In September 2018, Morocco joined Algeria and Tunisia in adopting a new law to punish domestic violence (DV). Despite these laws, which were adopted between 2015 and 2018, the three countries have a long way to go to protect women from DV.
In Morocco, a judgment made history in December 2018 with the sentencing to two years in jail of a husband who raped his wife, causing her severe depression. He was also ordered to pay a MAD 2,000 ($211) fine and MAD 3,000 ($317) in compensation to his wife. The court’s decision was based on Articles 485 and 400 of the Penal Code. Article 400 states: ‘Any act of violence or assault, even if it caused no disability or illness, is punishable by imprisonment from one month to one year in addition to a fine of MAD 200 to 500.’
However, the newly adopted Law 103-13 to eliminate violence against women that took effect in September 2018 does not list marital rape as a punishable crime. The bill imposes tougher penalties on perpetrators of various types of violence committed both in the private and public spheres, including rape, sexual harassment and domestic abuse, and includes a definition of sexual harassment, including unsolicited acts and statements or signals of a sexual nature, delivered in person, online or via telephone.
“It is the second-worst [law against domestic violence in North Africa],” Rothna Begum, Human Rights Watch (HRW) women’s rights researcher for the MENA region, told Fanack. “What is annoying is that, considering the over ten years that NGOs have been working very hard to push for such a law, the result is not that effective. It establishes prevention of violence, protection of women, criminalizes certain forms of DV like forced marriage and sexual harassment, raises penalties for forms of violence such as assault by family members, and establishes specialized units for women and children in courts as well as a national committee.
“But it doesn’t provide funding for the reform or for women’s shelters [there only ten in the country, with limited resources], and protection orders can only be issued if the woman prosecutes and launches a criminal case,” she added. “Also, the police might refuse to take a [statement] or send the victim to the prosecutor to obtain an arrest order she has to give to the police. Neither the police nor the judiciary members are obliged to provide assistance to her.”
Begum recalled the testimony of a survivor who was abused by her husband for seven years, who said she never sought divorce because she had nowhere to go, and when she eventually decided to take a legal step, she could stay in a shelter for only two months and then had to go back home. “The law doesn’t effectively protect women because it’s not designed to,” Begum said. “It’s a start but will only affect a few women who are able to go through the whole process of prosecution.”
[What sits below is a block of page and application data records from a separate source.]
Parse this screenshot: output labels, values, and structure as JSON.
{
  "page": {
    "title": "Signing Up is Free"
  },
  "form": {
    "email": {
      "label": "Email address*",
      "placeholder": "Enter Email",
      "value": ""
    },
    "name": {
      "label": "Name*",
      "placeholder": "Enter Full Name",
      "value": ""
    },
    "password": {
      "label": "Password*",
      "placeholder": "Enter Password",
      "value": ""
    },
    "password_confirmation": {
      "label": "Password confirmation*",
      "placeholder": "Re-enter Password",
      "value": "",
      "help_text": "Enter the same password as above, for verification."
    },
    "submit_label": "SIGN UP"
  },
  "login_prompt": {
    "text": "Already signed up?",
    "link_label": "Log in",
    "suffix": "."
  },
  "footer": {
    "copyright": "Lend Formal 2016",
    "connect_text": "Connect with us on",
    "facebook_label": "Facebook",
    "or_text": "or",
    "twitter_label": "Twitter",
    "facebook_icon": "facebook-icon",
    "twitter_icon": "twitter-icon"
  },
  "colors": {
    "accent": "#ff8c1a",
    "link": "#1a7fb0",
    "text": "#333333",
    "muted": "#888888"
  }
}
According to Begum, governments have to take four steps to effectively fight DV: prevention, protection of survivors, psychological, medical and financial assistance and prosecution of abusers. In addition, she says an understanding of the full range of DV, socially and legally, is needed.
With that in mind, Algeria’s Law 15-19, adopted in December 2015 and amending the Penal Code to specifically criminalize some forms of domestic violence and increase penalties for those responsible, is not much better. It makes assault against a spouse or former spouse punishable by up to 20 years in prison and by a life sentence if the attack results in death, and criminalizes other forms of DV, including psychological and some economic abuse.
However, says Begum, “This is the worst law because it is very limited. There is no definition of what DV is, the abuser can be pardoned by his victim in order to drop the sentence, and the level of the sentence relies on the degree of incapacitation of the victim. For example, a woman we call Hassiba got her left right leg paralyzed for life after a beating by her husband caused brain damage. But he got only two months in jail because the doctor who examined her said she would be incapacitated for only 13 days. [The law] also doesn’t mention shelters or assistance to the victims.”
According to HRW, even though Algerian survivors of DV have serious injuries, their relatives often encourage them to reconcile with their husbands, and the police often tell them it is a ‘private matter’. Several lawyers told HRW that because of these and other hurdles, most survivors either do not press charges or drop their complaints at the investigation stage.
Tunisia is an exception in North Africa, with the most effective law so far: Law 2017-58, adopted in August 2017, was the result of 25-year struggle by a few civil society organizations. It repeals the right of a rapist to avoid prosecution by marrying his victim, increases existing penalties and introduces new ones, establishes awareness measures, obliges the authorities to provide legal, financial and psychological assistance, allows women to get protection orders without a criminal case and makes rape punishable ‘whatever the relationship between the perpetrator and the victim’, which includes de facto marital rape. Although advanced, the law does not provide funding for shelters, nor does it tackle discriminatory laws allowing DV to happen in the first place.
“But it changes slowly, and organizations are trying to make sure this law is implemented,” Begum said. “It is for now a much better version than the other countries in the region and should be looked up to as a model.”
Tunisian human rights lawyer Hayet Jazzer told Time magazine in July 2018 that changes have been visible since the law’s adoption: “Now the procedures are in place, it is a little better, and victims are much more vocal and willing to come forward,” he said, but added that there is still a long way to go before the judiciary is ready to respond appropriately to the new law.
Despite efforts to better protect women victims of DV, a lot remains to be done in North Africa. However, these laws can be considered a sign of better things to come.